It’s totally understandable that covering President Trump’s case of covid-19 is sucking up tons of journalistic oxygen. As did the endless chewing over of his debate with Joe Biden.

But you know what? There are things about Trump other than his covid-19 diagnosis and his debate behavior that matter, too. Things that shouldn’t be forgotten or ignored, and from which we can learn a lot.

The case in point: The recent New York Times stories about the federal income taxes that Trump paid — or didn’t pay — both as a private citizen and after moving into the Oval Office.

I loved many of the details, which ring true to me from my years of writing about financial gameplaying. But there’s one thing I want to warn you about — the idea, implicit in the stories, that because Trump has personally guaranteed some of his companies’ troubled loans, he could well go under when those debts come due in a few years.

I’m skeptical about that because of what I learned about Trump back in the day, when I used to write about his financial problems.

I came to realize that although Trump is good at getting himself into trouble because he lacks impulse control and won’t tolerate strong subordinates who tell him “no,” he’s even better at weaseling his way out of trouble than getting into it.

So let me give you a brief account of how I made the mistake of counting Trump out 30 years ago.

I ran into Trump in the late 1980s, when I began writing a business column at New York Newsday, a now-defunct tabloid. Because I specialized in exposing financial excesses and was used to dealing with people who make up numbers, I realized early that Trump’s real estate and casino empire was doomed.

I also realized that Trump was in big personal financial trouble because, recklessly, he’d personally guaranteed more than $800 million of his companies’ $3.3 billion of debts.

As you might suspect if you know either one of us, Trump and I didn’t get along. We used to go at each other, with his Queens accent and my Brooklyn accent both getting stronger the longer and louder we spoke to each other.

On June 17, 1990, New York Newsday put my column about “The Donald,” as we used to call him, on the front page. The headline: The Party’s Over for Trump.

In this lengthy piece, I provided numerous reasons why Trump was doomed, why he’d fade into the sunset and we’d never hear from him again.

That didn’t quite work out, did it? Despite being involved in six Chapter 11 bankruptcies and numerous other defaults and debacles, he managed to avoid going bankrupt himself and became a national figure thanks to his TV show “The Apprentice,” which showered fame and money on him.

Oh, well.
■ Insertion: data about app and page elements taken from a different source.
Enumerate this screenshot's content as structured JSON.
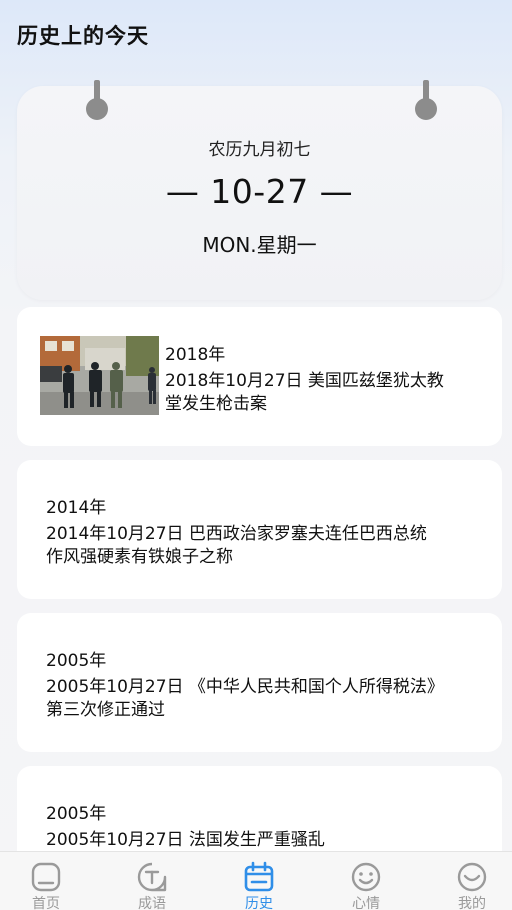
{
  "header": {
    "title": "历史上的今天"
  },
  "calendar": {
    "lunar_date": "农历九月初七",
    "date": "— 10-27 —",
    "weekday": "MON.星期一"
  },
  "events": [
    {
      "year": "2018年",
      "desc_line1": "2018年10月27日 美国匹兹堡犹太教",
      "desc_line2": "堂发生枪击案",
      "has_image": true
    },
    {
      "year": "2014年",
      "desc_line1": "2014年10月27日 巴西政治家罗塞夫连任巴西总统",
      "desc_line2": "作风强硬素有铁娘子之称"
    },
    {
      "year": "2005年",
      "desc_line1": "2005年10月27日 《中华人民共和国个人所得税法》",
      "desc_line2": "第三次修正通过"
    },
    {
      "year": "2005年",
      "desc_line1": "2005年10月27日 法国发生严重骚乱",
      "desc_line2": ""
    }
  ],
  "nav": {
    "items": [
      {
        "label": "首页",
        "icon": "home-icon"
      },
      {
        "label": "成语",
        "icon": "idiom-icon"
      },
      {
        "label": "历史",
        "icon": "calendar-icon"
      },
      {
        "label": "心情",
        "icon": "smile-icon"
      },
      {
        "label": "我的",
        "icon": "profile-icon"
      }
    ],
    "active_color": "#2f8ee8",
    "inactive_color": "#9a9a9a"
  }
}
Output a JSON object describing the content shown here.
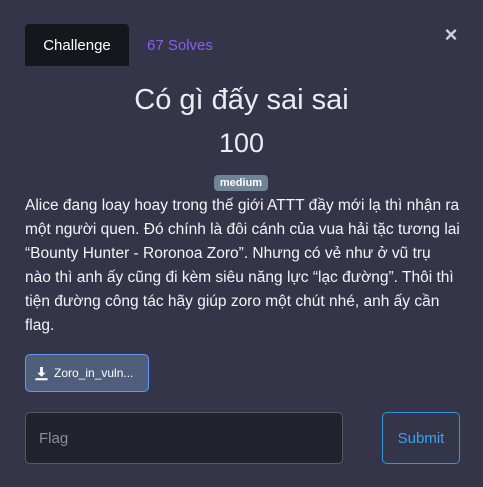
{
  "tabs": {
    "challenge": "Challenge",
    "solves": "67 Solves"
  },
  "close_icon": "×",
  "challenge": {
    "title": "Có gì đấy sai sai",
    "value": "100",
    "difficulty": "medium",
    "description": "Alice đang loay hoay trong thế giới ATTT đầy mới lạ thì nhận ra một người quen. Đó chính là đôi cánh của vua hải tặc tương lai “Bounty Hunter - Roronoa Zoro”. Nhưng có vẻ như ở vũ trụ nào thì anh ấy cũng đi kèm siêu năng lực “lạc đường”. Thôi thì tiện đường công tác hãy giúp zoro một chút nhé, anh ấy cần flag.",
    "file_label": "Zoro_in_vuln..."
  },
  "form": {
    "flag_placeholder": "Flag",
    "submit_label": "Submit"
  },
  "colors": {
    "background": "#35354a",
    "tab_active": "#16161d",
    "solves_link": "#8a5cf6",
    "badge": "#6f8597",
    "submit": "#3aa3eb"
  }
}
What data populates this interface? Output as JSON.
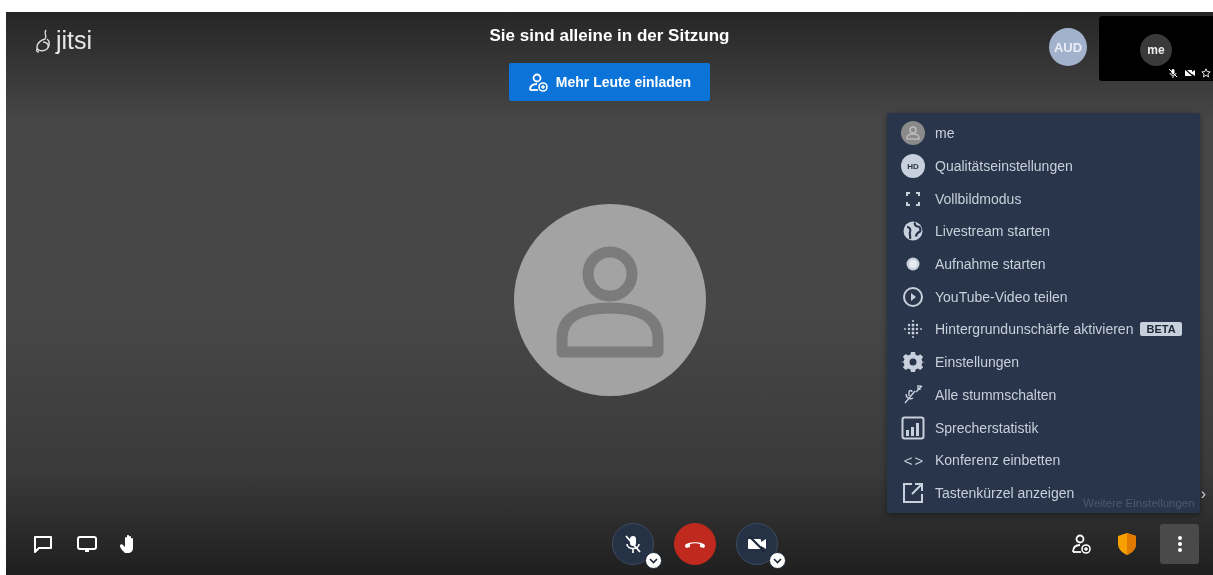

I’ve got a framed copy of that front page to remind myself that I’m not as smart as I like to occasionally think I am.

But although I’m not infallible, I do know how to count. And it’s clear from the Times stories that “billionaire” and “Trump” shouldn’t be used in the same sentence unless we get a trustworthy audited financial statement showing that the value of Trump’s assets is more than $1 billion greater than his debts.

Don’t hold your breath waiting for that to happen.

And don’t hold your breath waiting for Trump to release his returns as presidents since Richard Nixon have done, no matter how many more stories about his tax tackiness appear.

Let me offer two reasons for this refusal: one obvious, one subtle.

The obvious reason: Trump’s tax returns undoubtedly show that his income isn’t consistent with his claims of being a multibillionaire.

The subtle reason: If Trump’s returns became public, liberal tax lawyers would compete with each other to dissect them and offer information and ideas to the IRS to help it prevail in its long dispute with Trump over a big tax refund that’s been the subject of an audit for years.

Now, let me tell you why we taxpayers should care about how much federal income tax our leaders — especially our president — pay.

Our leaders are supposed to set an example, both to help cover the costs of the benefits they get from the government and to encourage tax compliance by regular citizens.

If Trump wants to be a real leader after he recovers instead of trying to play one on television, it’s not too late. He could lead by releasing his tax returns, revealing the games his accountants and tax attorneys have been playing to let him pay taxes at rates much lower than typical blue-collar families, then sponsoring legislation to bring the games to an end.

Alas, I think the chances of that happening are about the same as fish learning to fly. Or Trump keeping his mouth shut in a presidential debate while someone else is trying to say something.

Alice Crites contributed to this report.